Part two of a 3-part series
THE Great Southern Railway from Picton opened to Moss Vale at the end of 1867, and to Goulburn in 1869.
By 1881 the single-line track had been extended to the NSW/Victorian border, providing the first direct rail link between Sydney and Melbourne. By this time farmers and graziers from Goulburn to the Riverina were regularly using the rail service to transport produce, wheat and live animals to Sydney markets.
Traffic bound for Sydney had a relatively easy run, except for one section: by the 1890s the steep Mittagong to Picton section had become a bottleneck. As part of duplication plans for the entire Southern line and in the interests of safe and economical working for growing traffic, railway engineers recommended that the entire problematic section be replaced by a deviation via Bargo.
In December 1914, with duplication already underway between Bowral and Goulburn, the NSW Government approved the replacement of the Picton-Mittagong section.
The route selected for this deviation had a steadily rising grade all the way from Picton at 552 feet above sea level, to Mittagong at 2027 feet. Whereas the original line followed a rocky ridge between the Nattai and Bargo Rivers, the deviation would be to the east, along a ridge between the Bargo and Nepean Rivers.
Construction commenced in 1915 and, despite shortages of labour and equipment due to World War I, work continued and the deviation was ready for traffic in July 1919. It included the heavy work of building four tunnels, one of which at Aylmerton was 3016 feet long.
In February 1916, a progress report in the Sydney Morning Herald included the following: "Much excellent road-making has been accomplished in NSW, and no greater tribute could be paid to the skill of those civil engineers who designed the Great Southern Road between Picton and Mittagong, than has been done by the action of the present-day railway engineers in adopting, almost in its entirety, the swath through the primeval bush cut by the pioneer road-makers. The new railway route will interfere somewhat with the road between Picton and Mittagong, and crosses it about ten times. This has been found to be unavoidable."
The Herald also stated that the deviation, almost four miles longer than the old line, would secure a better grade: "On the old line the pull up from Balmoral to Hill Top imposed a great tax on the locomotive, but the natural difficulties would be quite overcome on the new line by taking a wide sweep to the left of the main vehicle road coming from Sydney."
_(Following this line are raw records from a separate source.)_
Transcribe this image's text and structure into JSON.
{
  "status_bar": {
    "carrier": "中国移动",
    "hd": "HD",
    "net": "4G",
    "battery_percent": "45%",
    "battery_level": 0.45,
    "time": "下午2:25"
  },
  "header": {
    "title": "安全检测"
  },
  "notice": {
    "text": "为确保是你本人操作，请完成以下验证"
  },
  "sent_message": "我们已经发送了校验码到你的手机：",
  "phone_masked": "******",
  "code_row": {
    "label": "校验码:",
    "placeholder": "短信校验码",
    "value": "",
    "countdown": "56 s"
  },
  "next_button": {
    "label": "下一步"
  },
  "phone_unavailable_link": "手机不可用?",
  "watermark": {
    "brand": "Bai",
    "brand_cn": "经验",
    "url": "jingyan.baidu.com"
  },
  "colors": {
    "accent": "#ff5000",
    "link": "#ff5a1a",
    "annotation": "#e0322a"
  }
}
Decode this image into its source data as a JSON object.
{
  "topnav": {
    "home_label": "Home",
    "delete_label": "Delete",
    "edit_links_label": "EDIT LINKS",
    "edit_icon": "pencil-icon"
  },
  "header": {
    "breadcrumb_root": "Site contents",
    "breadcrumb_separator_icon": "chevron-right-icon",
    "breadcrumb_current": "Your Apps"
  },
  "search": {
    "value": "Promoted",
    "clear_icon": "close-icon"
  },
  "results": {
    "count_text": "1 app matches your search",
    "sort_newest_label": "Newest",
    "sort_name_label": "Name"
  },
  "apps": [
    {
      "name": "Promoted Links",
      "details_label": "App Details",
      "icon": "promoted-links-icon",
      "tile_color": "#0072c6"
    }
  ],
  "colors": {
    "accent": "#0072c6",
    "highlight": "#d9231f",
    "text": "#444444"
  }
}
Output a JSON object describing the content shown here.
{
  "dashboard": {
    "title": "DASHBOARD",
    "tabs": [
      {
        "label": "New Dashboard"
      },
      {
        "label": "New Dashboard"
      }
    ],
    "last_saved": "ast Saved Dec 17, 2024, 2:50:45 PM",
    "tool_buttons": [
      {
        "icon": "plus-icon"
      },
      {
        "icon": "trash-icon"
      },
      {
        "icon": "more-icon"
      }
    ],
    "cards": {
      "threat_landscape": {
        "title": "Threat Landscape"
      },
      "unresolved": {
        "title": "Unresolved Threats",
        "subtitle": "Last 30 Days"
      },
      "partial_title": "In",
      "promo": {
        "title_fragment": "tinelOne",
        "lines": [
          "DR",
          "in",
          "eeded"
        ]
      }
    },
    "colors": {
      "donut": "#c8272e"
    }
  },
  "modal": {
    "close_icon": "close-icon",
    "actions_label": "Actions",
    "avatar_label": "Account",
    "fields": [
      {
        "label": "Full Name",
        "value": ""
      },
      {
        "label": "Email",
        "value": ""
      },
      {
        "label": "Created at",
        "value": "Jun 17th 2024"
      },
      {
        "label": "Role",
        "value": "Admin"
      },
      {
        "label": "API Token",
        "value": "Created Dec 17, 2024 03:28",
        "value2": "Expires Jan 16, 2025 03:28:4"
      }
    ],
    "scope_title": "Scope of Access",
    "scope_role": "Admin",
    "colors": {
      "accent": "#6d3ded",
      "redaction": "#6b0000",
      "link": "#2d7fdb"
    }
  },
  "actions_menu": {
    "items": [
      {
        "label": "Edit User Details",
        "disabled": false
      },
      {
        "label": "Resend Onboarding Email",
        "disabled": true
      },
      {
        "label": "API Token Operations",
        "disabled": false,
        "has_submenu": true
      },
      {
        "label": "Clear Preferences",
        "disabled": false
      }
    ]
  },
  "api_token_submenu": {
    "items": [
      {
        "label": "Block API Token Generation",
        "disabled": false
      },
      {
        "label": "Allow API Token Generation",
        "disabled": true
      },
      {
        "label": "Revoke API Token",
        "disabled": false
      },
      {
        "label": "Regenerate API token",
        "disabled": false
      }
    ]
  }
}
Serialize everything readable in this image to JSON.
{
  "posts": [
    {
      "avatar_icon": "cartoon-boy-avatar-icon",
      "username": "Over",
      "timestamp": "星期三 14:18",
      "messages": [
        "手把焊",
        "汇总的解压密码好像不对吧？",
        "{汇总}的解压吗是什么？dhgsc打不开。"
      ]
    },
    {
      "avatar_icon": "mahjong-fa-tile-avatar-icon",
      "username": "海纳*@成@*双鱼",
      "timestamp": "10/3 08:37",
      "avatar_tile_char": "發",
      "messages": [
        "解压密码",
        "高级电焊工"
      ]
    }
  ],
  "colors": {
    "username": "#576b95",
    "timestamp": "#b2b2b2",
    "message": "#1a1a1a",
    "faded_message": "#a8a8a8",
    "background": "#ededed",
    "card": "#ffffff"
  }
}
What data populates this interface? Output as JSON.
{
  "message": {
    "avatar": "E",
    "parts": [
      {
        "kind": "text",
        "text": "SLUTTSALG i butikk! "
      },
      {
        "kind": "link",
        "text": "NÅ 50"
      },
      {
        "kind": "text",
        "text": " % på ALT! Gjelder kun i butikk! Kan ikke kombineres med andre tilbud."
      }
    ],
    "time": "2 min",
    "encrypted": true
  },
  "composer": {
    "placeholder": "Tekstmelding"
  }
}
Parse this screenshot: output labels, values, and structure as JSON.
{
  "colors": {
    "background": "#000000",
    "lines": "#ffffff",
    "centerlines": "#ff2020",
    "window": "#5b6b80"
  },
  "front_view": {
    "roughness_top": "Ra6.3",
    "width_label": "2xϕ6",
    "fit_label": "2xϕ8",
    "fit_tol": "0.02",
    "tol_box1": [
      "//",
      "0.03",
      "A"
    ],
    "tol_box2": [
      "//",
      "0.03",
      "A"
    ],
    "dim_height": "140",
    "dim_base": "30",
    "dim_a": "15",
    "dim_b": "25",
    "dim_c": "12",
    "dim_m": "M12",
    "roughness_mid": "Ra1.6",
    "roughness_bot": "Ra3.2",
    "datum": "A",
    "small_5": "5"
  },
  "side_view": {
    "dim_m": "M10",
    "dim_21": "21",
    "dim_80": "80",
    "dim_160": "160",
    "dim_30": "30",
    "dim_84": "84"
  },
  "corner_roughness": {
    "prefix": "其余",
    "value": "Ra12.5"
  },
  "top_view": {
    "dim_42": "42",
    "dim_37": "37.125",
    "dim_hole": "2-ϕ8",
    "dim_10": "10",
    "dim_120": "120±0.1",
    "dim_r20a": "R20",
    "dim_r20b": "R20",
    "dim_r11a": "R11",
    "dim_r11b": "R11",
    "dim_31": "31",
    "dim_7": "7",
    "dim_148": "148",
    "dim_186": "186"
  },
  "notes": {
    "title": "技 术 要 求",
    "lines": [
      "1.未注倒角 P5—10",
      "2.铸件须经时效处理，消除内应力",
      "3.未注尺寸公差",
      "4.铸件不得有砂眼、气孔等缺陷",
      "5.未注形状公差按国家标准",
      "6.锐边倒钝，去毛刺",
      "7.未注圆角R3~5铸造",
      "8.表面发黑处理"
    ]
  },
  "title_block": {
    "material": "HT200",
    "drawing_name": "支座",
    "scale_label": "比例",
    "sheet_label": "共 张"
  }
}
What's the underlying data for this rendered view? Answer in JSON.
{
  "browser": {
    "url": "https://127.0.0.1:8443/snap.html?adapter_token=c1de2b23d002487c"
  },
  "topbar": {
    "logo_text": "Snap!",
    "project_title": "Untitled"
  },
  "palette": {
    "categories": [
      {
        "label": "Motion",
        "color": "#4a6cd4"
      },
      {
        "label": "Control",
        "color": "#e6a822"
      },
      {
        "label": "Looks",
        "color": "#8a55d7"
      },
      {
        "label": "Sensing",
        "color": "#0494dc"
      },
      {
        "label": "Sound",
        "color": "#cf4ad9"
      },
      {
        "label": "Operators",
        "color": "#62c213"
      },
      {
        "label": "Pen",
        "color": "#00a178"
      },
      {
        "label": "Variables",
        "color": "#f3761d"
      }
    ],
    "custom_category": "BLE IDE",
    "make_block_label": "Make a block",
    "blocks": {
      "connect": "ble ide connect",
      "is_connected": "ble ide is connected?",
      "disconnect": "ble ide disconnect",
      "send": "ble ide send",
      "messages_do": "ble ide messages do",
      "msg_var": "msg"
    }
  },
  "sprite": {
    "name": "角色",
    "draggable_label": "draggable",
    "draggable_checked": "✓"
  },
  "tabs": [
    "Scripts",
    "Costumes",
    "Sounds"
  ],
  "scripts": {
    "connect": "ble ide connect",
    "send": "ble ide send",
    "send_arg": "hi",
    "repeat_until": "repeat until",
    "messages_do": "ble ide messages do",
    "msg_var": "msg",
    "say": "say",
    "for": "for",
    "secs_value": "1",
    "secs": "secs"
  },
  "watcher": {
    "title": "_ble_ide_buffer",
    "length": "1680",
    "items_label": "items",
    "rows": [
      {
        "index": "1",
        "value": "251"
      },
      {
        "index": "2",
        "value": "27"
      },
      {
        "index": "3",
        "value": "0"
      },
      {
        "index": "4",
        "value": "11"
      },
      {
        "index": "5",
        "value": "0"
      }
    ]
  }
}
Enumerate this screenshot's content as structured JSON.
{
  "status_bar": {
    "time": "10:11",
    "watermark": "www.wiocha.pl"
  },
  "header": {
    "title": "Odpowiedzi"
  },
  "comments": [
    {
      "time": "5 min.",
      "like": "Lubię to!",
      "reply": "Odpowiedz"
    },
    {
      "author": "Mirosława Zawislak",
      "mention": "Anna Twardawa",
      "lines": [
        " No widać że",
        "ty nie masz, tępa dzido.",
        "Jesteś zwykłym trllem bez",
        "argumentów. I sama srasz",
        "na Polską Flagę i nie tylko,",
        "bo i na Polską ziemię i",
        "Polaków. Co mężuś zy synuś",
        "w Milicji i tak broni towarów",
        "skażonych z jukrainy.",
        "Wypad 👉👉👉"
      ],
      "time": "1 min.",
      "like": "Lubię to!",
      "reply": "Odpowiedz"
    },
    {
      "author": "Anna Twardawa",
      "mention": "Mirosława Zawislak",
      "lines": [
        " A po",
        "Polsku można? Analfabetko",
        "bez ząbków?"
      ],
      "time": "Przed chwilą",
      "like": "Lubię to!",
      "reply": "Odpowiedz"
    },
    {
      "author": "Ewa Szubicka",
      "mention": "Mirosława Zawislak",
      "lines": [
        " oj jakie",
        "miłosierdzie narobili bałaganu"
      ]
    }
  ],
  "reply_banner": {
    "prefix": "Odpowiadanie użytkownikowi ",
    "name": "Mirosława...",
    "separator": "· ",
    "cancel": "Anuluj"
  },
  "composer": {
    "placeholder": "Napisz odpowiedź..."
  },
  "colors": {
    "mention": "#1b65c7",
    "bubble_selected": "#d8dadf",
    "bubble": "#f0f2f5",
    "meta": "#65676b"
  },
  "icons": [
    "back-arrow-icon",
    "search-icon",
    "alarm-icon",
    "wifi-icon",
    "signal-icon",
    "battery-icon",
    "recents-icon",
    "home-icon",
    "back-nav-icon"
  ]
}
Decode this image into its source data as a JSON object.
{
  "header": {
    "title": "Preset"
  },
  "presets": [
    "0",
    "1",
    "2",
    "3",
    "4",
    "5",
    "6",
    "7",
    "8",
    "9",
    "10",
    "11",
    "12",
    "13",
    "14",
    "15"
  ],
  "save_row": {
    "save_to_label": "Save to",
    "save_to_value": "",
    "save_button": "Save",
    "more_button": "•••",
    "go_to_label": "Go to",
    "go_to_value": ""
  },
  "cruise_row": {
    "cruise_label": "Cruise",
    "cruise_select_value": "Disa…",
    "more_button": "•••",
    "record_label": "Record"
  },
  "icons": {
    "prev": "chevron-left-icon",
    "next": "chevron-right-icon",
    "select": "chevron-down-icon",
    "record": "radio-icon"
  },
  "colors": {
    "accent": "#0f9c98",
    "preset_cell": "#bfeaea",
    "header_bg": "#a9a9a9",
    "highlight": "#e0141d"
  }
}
THE deviation also required a viaduct at the Bargo River. As road travellers had discovered from the 1820s, the river was unpredictable and when it rose they could not cross. The delay meant that fresh farm produce being taken to market on carts would rot. The local state member, William McCourt MLA, petitioned authorities for a bridge to carry the Southern Road across the river and a timber truss bridge of five spans opened in 1897.
The bridge enabled growers at Bargo to always get fresh produce to market. However when the railway deviation was built through in 1919 over a new imposing viaduct and a station opened, produce was switched to rail. The road bridge continued in service and, with the growth of heavy motor traffic along the road (renamed Hume Highway in 1928), the bridge had to be repaired and was eventually replaced. South of Bargo the next railway station along the new deviation was originally Yerrinbool but, in 1924, Yanderra station was opened after a real estate firm began selling residential blocks there and a village took shape, although the station eventually closed.
The line then wound up through rough sandstone country to Yerrinbool where apple, pear and cherry orchards, established in the 1890s, had become famous. After the railway opened there in 1919, land was subdivided as the Yerrinbool Station estate and a village came into being.
The rail made a wide sweep through this locality, crossing the main road at each end of the curve, where arched brick under-bridges were built for road traffic. The rail then entered Yerrinbool tunnel, 811 feet long, and through deep rock cuttings to Aylmerton tunnel, longest of all at 3016 feet in length. Beyond that it proceeded through dairy country to Aylmerton station where land was sub-divided in 1920. A township never developed, however, and in 1975 the station closed.
The deviation continued up to Mittagong where it reconnected to the existing, duplicated main Southern line to Goulburn.
To be continued.
This article compiled by PHILIP MORTON is sourced from the archives of Berrima District Historical & Family History Society, Bowral Rd, Mittagong. Phone 4872 2169.